WHAT THE TASK ASKS:
The result should be every line that contains the word "subtitle", taken from the material.

LISTED RECORDS:
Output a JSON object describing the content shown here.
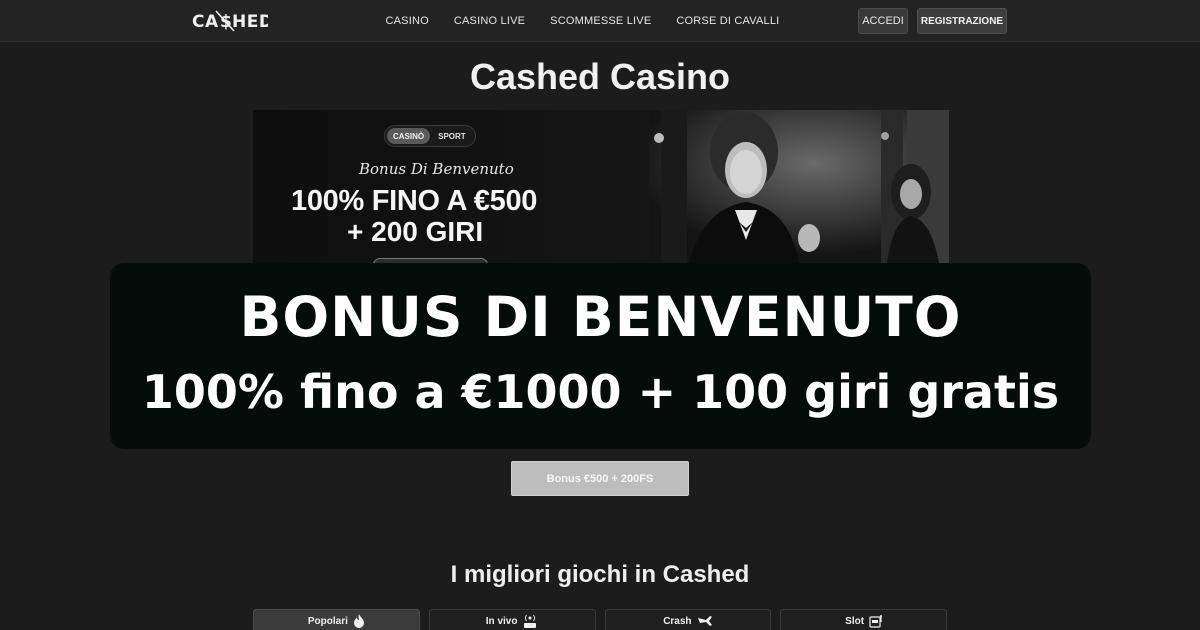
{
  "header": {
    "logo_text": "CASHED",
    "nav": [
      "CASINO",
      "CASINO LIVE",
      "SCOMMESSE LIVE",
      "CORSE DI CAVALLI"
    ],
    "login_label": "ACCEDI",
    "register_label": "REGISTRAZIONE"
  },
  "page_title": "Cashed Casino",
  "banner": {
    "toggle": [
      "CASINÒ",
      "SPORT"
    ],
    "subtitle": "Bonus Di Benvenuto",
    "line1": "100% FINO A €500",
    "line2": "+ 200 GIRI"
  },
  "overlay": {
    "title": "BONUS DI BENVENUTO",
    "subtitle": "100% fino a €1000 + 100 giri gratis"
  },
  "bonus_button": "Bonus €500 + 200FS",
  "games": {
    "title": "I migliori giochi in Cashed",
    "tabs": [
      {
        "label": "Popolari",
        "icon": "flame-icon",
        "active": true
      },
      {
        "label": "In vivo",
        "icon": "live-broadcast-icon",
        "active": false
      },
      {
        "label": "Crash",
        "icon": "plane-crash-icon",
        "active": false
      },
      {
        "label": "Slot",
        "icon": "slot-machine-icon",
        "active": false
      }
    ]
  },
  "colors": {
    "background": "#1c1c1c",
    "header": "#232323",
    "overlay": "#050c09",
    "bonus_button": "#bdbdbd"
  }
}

RESPONSE TO THIS EXERCISE:
    "subtitle": "Bonus Di Benvenuto",
    "subtitle": "100% fino a €1000 + 100 giri gratis"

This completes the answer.